Korean sports officials after meeting at the North Korean border town of Kaesong also agreed to send a combined team to the world handball championships in January, according to a statement. The rivals vowed to “actively participate” in international sports events hosted by each other and organize more friendly competitions between them.
“The plan is to organize friendly competitions marking meaningful anniversaries between the South and North, for example the first anniversaries of the (April) inter-Korean summit and the Pyeongchang Winter Olympics,” said South Korean Vice Sports Minister Roh Tae-kang, according to a pool report. North Korean officials at the meeting were led by a counterpart, Won Kil U.
North Korean leader Kim Jong Un and South Korean President Moon Jae-in during a summit in September agreed to pursue a joint bid for the 2032 Olympics and send combined teams to the 2020 Tokyo Summer Games and other major sports events.
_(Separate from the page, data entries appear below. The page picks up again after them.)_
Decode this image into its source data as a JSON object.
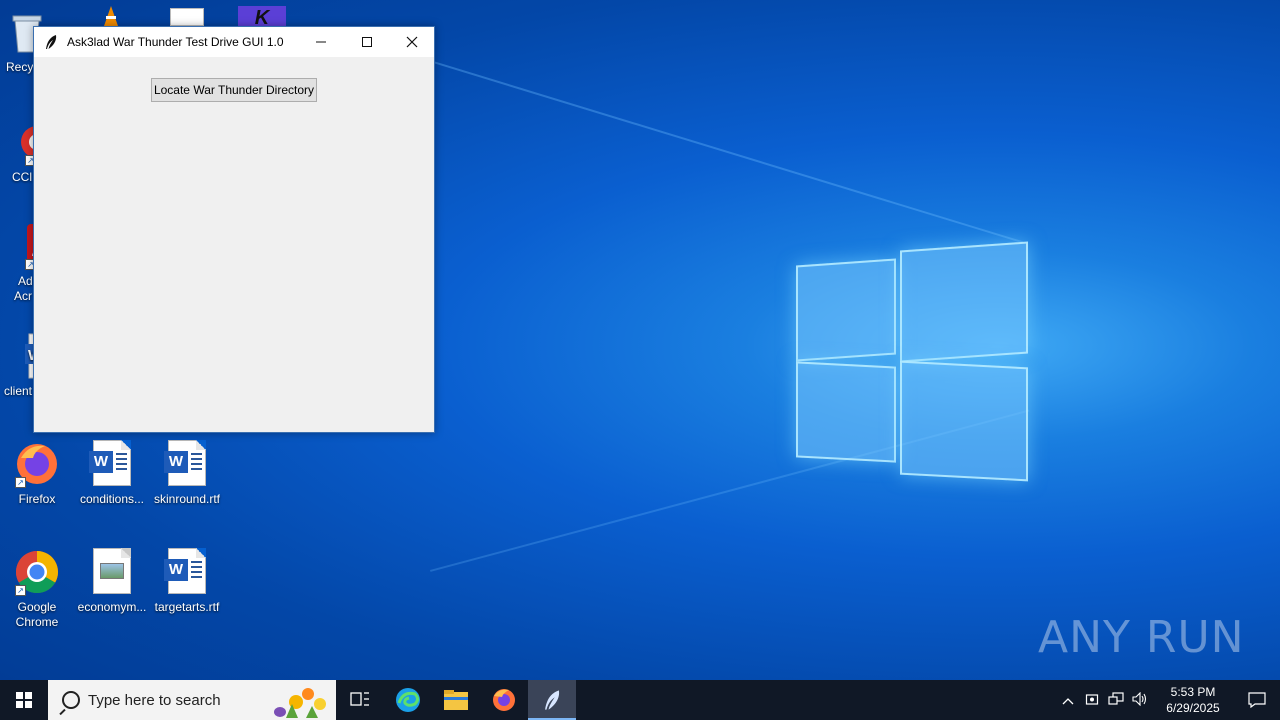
{
  "desktop": {
    "icons": [
      {
        "label": "Recy",
        "kind": "recycle-bin"
      },
      {
        "label": "CCl",
        "kind": "ccleaner"
      },
      {
        "label": "Ad",
        "label2": "Acr",
        "kind": "adobe-acrobat"
      },
      {
        "label": "client",
        "kind": "word-doc"
      },
      {
        "label": "Firefox",
        "kind": "firefox"
      },
      {
        "label": "conditions...",
        "kind": "word-doc"
      },
      {
        "label": "skinround.rtf",
        "kind": "word-doc"
      },
      {
        "label": "Google",
        "label2": "Chrome",
        "kind": "chrome"
      },
      {
        "label": "economym...",
        "kind": "image-file"
      },
      {
        "label": "targetarts.rtf",
        "kind": "word-doc"
      }
    ],
    "watermark": "ANY RUN"
  },
  "window": {
    "title": "Ask3lad War Thunder Test Drive GUI 1.0",
    "minimize_icon": "minimize-icon",
    "maximize_icon": "maximize-icon",
    "close_icon": "close-icon",
    "locate_button": "Locate War Thunder Directory"
  },
  "taskbar": {
    "search_placeholder": "Type here to search",
    "apps": [
      "task-view-icon",
      "edge-icon",
      "file-explorer-icon",
      "firefox-icon",
      "feather-app-icon"
    ],
    "tray": {
      "time": "5:53 PM",
      "date": "6/29/2025"
    }
  },
  "colors": {
    "taskbar": "#101826",
    "window_bg": "#f0f0f0",
    "desktop_accent": "#0a5fd0"
  }
}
It would be extremely difficult to host the Olympics in North Korea under heavy U.S.-led sanctions, which are unlikely to be removed until the North takes concrete steps to relinquish its nuclear arsenal. There continues to be doubts whether Kim will ever give up his arsenal he may see as his strongest guarantee of survival. There’s also declining public support among South Koreans for hosting mega sports events due to worries over huge costs.
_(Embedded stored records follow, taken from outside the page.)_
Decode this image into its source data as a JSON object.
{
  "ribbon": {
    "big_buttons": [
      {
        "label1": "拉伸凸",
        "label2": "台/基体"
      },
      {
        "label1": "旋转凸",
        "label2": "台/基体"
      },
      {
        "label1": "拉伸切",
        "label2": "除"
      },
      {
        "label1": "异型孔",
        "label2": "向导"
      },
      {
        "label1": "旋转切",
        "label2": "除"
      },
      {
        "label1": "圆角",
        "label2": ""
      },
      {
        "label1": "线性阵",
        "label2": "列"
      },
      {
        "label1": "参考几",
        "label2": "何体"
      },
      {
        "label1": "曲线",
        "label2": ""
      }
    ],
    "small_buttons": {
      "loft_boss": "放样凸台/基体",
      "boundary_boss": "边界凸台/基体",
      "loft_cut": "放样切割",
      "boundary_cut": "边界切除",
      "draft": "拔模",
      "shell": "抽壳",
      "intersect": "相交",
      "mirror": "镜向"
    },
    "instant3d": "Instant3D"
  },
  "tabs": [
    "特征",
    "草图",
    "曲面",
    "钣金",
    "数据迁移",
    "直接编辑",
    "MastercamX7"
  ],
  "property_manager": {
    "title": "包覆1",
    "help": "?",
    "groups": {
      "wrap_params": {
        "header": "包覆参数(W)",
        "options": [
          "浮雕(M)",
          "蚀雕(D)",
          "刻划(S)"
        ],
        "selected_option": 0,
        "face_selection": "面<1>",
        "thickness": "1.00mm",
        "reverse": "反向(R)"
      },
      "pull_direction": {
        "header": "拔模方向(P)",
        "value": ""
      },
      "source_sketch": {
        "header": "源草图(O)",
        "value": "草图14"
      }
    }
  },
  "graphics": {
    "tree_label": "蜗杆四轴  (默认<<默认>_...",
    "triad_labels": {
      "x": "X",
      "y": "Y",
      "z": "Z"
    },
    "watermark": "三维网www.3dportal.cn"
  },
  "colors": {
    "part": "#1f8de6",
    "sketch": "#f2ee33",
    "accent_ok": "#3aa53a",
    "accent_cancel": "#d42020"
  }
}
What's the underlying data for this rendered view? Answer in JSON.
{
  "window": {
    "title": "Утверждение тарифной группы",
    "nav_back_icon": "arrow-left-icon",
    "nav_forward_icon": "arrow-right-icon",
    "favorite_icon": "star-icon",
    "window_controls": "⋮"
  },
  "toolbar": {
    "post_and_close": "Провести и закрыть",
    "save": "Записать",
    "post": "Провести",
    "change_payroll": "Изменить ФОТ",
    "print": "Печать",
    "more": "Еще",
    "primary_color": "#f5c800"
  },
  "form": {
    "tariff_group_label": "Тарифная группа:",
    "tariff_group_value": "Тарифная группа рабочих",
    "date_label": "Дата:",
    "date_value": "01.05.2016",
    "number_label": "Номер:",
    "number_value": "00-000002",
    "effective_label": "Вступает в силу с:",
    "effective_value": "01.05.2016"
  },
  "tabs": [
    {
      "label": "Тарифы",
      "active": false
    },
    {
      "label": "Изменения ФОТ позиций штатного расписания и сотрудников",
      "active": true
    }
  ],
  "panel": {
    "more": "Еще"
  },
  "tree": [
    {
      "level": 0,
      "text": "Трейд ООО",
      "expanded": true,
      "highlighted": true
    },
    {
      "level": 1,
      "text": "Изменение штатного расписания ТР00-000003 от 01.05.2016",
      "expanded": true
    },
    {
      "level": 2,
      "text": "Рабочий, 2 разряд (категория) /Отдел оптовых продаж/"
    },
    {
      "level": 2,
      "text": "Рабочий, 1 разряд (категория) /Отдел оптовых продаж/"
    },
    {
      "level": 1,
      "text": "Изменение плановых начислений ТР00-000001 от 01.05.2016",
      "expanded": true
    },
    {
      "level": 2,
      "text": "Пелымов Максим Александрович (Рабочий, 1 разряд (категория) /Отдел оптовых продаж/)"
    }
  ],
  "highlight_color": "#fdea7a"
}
For many South Koreans, it’s mind-boggling that the Koreas are even talking about sharing the Olympics. North Korea boycotted the 1986 Asian Games and the 1988 Summer Olympics, both held in Seoul, and relations dramatically worsened on the eve of the Seoul Olympics with the North’s bombing of a South Korean passenger jet that killed all 115 aboard in December 1987.
The Koreas have often used sports to facilitate diplomacy. North Korea sent hundreds of people to the Winter Olympics in South Korea’s Pyeongchang in February, including Kim’s sister who conveyed his desire for an inter-Korean summit after tensions created by North Korean nuclear and missile tests.
South Korea’s enthusiasm for engagement with its rival has created unease in Washington, which has called for allies to maintain pressure until Pyongyang denuclearizes.
South Korea last month walked back on a proposal to lift some of its unilateral sanctions against North Korea following President Donald Trump’s blunt retort that Seoul could “do nothing” without Washington’s approval.